BREXIT is now a reality, and most traders will be itching to catch falling knives. I caution against a blind grab in the drawer. Some knives have two-inch handles and 12 inch blades.
Apple Inc. (AAPL) is not one of those.
AAPL stock has already shed most of its froth. It’s down 11% year-to-date and over 25% from its all-time highs. Fundamentally, we are left with a money-making machine that is the envy of most companies.
Critics find fault in its lack of recent innovation. They may be right, and there may be more issues with the very long term AAPL prospects. CEO Tim Cook lacks the vision of Steve Jobs.
But for the next two years, AAPL is will continue to deliver great statistics through to the bottom line.
Click to Enlarge Apple stock valuation is at a level that makes the disaster scenarios mathematically improbable. I do have to be mindful if it loses recent support, we could see heavy technical selling. Regardless, the BREXIT scare presents an opportunity to nibble on stocks like AAPL, where I see a mathematical bottom.
AAPL is one that I have successfully traded several times in the recent months for huge and easy returns. To minimize my exposure, I will revert to the options markets. I will build a decent buffer zone so I don’t have to worry about timing as long as I chose proper levels.
AAPL Stock Trade Idea
The Trade — Long Apple Stock: Sell AAPL Jan $80 put. This is a bullish trade for which I collect $2.62 per contract.
I only sell naked puts if I am willing and able to own AAPL stock at the strike price sold. My breakeven for this trade is $77.38 per share, under which I accrue losses. My theoretical chance of success is 80%. My risk here is being forced to own AAPL stock at a 15% discount from current levels.
The Alternate Trade — A More Conservative Version: Selling naked puts requires margin. Alternatively, I can use a credit put spread to make my risk finite. Sell AAPL Jan $80/$75 credit put spread. This also is a bullish trade for which I collect $1 per contract.

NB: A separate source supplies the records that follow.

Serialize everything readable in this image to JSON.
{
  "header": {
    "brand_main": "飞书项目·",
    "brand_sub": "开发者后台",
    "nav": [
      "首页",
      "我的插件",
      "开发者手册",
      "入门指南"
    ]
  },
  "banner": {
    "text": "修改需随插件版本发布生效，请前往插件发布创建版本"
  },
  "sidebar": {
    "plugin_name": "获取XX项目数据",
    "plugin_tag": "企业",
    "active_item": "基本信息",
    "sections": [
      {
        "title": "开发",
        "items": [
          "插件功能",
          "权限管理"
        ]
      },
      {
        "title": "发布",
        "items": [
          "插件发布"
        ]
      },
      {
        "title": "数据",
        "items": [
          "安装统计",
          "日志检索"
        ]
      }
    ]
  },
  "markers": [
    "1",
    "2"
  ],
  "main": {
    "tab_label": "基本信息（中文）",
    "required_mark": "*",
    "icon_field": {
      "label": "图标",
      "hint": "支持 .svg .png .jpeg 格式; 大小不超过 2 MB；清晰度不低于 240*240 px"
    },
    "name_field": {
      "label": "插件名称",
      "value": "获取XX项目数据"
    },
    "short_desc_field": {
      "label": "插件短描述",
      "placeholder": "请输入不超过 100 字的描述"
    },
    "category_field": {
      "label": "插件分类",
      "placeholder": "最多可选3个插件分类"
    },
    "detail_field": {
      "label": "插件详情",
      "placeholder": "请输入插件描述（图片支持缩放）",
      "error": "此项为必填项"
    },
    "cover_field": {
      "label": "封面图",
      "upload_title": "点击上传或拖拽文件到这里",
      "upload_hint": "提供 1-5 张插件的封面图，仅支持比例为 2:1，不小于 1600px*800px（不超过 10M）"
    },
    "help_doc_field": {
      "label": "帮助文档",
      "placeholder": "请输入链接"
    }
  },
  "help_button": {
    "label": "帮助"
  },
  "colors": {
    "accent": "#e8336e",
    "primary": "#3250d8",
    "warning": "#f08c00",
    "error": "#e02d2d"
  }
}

My potential yield here is a respectable 25%, especially when I have an 80% theoretical chance of success. My maximum loss would be the difference between the width of the spread and the premium collected. In this case it’s $4 per contract.
It is important to note the risk involved in selling spreads. The options markets allow for hundreds of ways to implement the same thesis. If a $5-wide spread is too much financial risk, I can switch it to one that is smaller. In this case, I can choose AAPL Jan $82.50/$80 credit put spread which is $2.50 wide. For this I collect 60 cents per contract, which is a mind blowing 32% potential yield.
The sacrifice here is that I lower my theoretical chance of success a little, since the buffer from current price is smaller.
These are longer term-trades, but I am not required to hold them through expiration. I can close any trade at any time for partial gains or losses.
Nicolas Chahine is the managing director of SellSpreads.com. As of this writing, he did not hold a position in any of the aforementioned securities. You can follow him on Twitter at @racernic and stocktwits at @racernic.